WORK INSTRUCTIONS:
Output the records exactly. Include every line.

*** INFORMATION GIVEN Section Begins ***

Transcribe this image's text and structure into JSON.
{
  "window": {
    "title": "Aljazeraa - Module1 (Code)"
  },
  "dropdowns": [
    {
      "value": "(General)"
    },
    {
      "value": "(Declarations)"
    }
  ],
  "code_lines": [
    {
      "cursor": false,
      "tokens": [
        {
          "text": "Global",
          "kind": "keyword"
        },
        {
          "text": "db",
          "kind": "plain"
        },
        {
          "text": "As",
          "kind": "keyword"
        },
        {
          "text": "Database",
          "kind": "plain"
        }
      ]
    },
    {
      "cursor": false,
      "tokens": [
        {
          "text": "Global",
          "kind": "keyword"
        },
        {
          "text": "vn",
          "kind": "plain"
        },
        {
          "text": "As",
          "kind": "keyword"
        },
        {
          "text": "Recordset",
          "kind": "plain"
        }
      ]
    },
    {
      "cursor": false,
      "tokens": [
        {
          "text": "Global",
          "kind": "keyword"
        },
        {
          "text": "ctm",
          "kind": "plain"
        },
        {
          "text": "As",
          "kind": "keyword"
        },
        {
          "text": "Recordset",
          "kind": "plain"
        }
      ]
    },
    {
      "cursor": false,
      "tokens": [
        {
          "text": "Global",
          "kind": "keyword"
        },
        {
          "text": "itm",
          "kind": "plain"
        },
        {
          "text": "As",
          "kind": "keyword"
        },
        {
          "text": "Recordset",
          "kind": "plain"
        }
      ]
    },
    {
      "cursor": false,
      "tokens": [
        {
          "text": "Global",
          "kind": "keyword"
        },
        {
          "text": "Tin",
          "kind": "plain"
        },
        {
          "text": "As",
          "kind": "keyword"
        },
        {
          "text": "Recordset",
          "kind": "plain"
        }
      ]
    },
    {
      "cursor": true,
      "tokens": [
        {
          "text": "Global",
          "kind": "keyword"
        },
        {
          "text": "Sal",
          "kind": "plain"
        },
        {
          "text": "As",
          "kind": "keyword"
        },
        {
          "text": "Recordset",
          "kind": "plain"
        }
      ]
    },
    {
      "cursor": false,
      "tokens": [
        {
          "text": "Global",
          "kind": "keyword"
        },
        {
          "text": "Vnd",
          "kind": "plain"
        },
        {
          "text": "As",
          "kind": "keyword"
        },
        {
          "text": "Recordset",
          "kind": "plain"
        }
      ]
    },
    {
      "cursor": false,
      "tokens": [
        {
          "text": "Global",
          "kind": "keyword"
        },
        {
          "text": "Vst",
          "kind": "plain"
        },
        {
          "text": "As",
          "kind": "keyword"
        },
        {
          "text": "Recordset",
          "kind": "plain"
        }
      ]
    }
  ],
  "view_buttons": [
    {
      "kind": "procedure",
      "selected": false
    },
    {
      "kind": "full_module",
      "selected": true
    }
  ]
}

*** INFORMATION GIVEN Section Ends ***

RESPONSE AREA:
Transcribe this image's text and structure into JSON.
{
  "window": {
    "title": "Aljazeraa - Module1 (Code)"
  },
  "dropdowns": [
    {
      "value": "(General)"
    },
    {
      "value": "(Declarations)"
    }
  ],
  "code_lines": [
    {
      "cursor": false,
      "tokens": [
        {
          "text": "Global",
          "kind": "keyword"
        },
        {
          "text": "db",
          "kind": "plain"
        },
        {
          "text": "As",
          "kind": "keyword"
        },
        {
          "text": "Database",
          "kind": "plain"
        }
      ]
    },
    {
      "cursor": false,
      "tokens": [
        {
          "text": "Global",
          "kind": "keyword"
        },
        {
          "text": "vn",
          "kind": "plain"
        },
        {
          "text": "As",
          "kind": "keyword"
        },
        {
          "text": "Recordset",
          "kind": "plain"
        }
      ]
    },
    {
      "cursor": false,
      "tokens": [
        {
          "text": "Global",
          "kind": "keyword"
        },
        {
          "text": "ctm",
          "kind": "plain"
        },
        {
          "text": "As",
          "kind": "keyword"
        },
        {
          "text": "Recordset",
          "kind": "plain"
        }
      ]
    },
    {
      "cursor": false,
      "tokens": [
        {
          "text": "Global",
          "kind": "keyword"
        },
        {
          "text": "itm",
          "kind": "plain"
        },
        {
          "text": "As",
          "kind": "keyword"
        },
        {
          "text": "Recordset",
          "kind": "plain"
        }
      ]
    },
    {
      "cursor": false,
      "tokens": [
        {
          "text": "Global",
          "kind": "keyword"
        },
        {
          "text": "Tin",
          "kind": "plain"
        },
        {
          "text": "As",
          "kind": "keyword"
        },
        {
          "text": "Recordset",
          "kind": "plain"
        }
      ]
    },
    {
      "cursor": true,
      "tokens": [
        {
          "text": "Global",
          "kind": "keyword"
        },
        {
          "text": "Sal",
          "kind": "plain"
        },
        {
          "text": "As",
          "kind": "keyword"
        },
        {
          "text": "Recordset",
          "kind": "plain"
        }
      ]
    },
    {
      "cursor": false,
      "tokens": [
        {
          "text": "Global",
          "kind": "keyword"
        },
        {
          "text": "Vnd",
          "kind": "plain"
        },
        {
          "text": "As",
          "kind": "keyword"
        },
        {
          "text": "Recordset",
          "kind": "plain"
        }
      ]
    },
    {
      "cursor": false,
      "tokens": [
        {
          "text": "Global",
          "kind": "keyword"
        },
        {
          "text": "Vst",
          "kind": "plain"
        },
        {
          "text": "As",
          "kind": "keyword"
        },
        {
          "text": "Recordset",
          "kind": "plain"
        }
      ]
    }
  ],
  "view_buttons": [
    {
      "kind": "procedure",
      "selected": false
    },
    {
      "kind": "full_module",
      "selected": true
    }
  ]
}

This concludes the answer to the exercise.